It Is Important Not To Prejudge The Optimal Organizational Form For Health Care Delivery
Of note, industrialized countries, and those on the pathway of full economic development, do not have the large integrated structures of care that have emerged in many parts of the U.S., and yet they consistently produce better results, partially because they are focused on implementing the right processes of care and have let care delivery organizations emerge naturally as a result of the payment incentives.
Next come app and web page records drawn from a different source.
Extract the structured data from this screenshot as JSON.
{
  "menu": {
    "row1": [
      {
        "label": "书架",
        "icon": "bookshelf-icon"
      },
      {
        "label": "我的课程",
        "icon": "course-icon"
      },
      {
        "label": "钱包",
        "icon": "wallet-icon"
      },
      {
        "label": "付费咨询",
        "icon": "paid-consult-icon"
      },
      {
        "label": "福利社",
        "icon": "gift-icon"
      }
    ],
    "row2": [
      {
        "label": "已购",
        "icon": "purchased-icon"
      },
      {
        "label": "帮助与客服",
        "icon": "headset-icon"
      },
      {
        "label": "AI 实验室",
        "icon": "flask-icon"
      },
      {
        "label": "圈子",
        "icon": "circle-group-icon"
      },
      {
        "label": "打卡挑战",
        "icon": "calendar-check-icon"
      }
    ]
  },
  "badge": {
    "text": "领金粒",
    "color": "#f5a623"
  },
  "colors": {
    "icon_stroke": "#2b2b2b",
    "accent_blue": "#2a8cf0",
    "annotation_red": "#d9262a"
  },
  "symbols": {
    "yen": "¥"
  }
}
What we do know is that there are processes of care that can deliver better value. A review of the Medicare Participating Heart Bypass Center Demonstration of the 1990s, which was the first federal experiment with bundled payment, and the federally sponsored investigation of the “Winners and Losers under the Medicare Program” provide valuable lessons on the ingredients needed for clinical integration. They show that realizing gains under an episode-of-care system involves the following process elements: a clinical nurse specialist in charge of each patient; cost-accounting systems to compute direct costs incurred by specific physicians; outside consultants to review cost and utilization profiles with individual clinicians; clinician leaders to actively encourage peers to adopt more cost-effective practices based on these profiles; investment in physician relations programs; supply-chain management practices (for example, product standardization, generic substitution, vendor bargaining with physicians at the table, and so on); experimentation with different ways to share savings with physicians (for example, bonuses, payments in kind such as more time in the operating room); improved billing and collection; and decomposing patient lengths-of-stay into clinically meaningful components to engage relevant physicians. None of these processes makes the existence of a formal organization an absolute necessity. They do, however, need the right financial incentives to flourish.
So, given all this, where do the true innovations in health care delivery need to occur? We believe it is a mistake to automatically assume that IDNs and PHOs will be the vanguard of this movement. Vertically integrated structures are notorious for being inflexible, bureaucratic, internally divisive, and slow to change — the opposite of what we are trying to achieve. It is also unlikely that an IDN that is good at producing an efficient episode of care in one condition will be equally adept at doing so across all other conditions. Providers, however organized, will need to be nimble to render efficient and effective care across multiple types of patient conditions by coordinating multiple sets of providers. Innovation may occur in community hospitals as well as IDNs. It may occur in small and medium-size practices that become virtually integrated. It may occur in organizational designs that are yet to emerge. Prejudging the optimal form of an organization that can best respond to a new form of payment before naturally observing what such organizations could be seems the height of arrogance. A new payment model will create incentives around which new organizations will emerge. Let us test the boundaries of these organizations in pilots before deciding what those boundaries should be.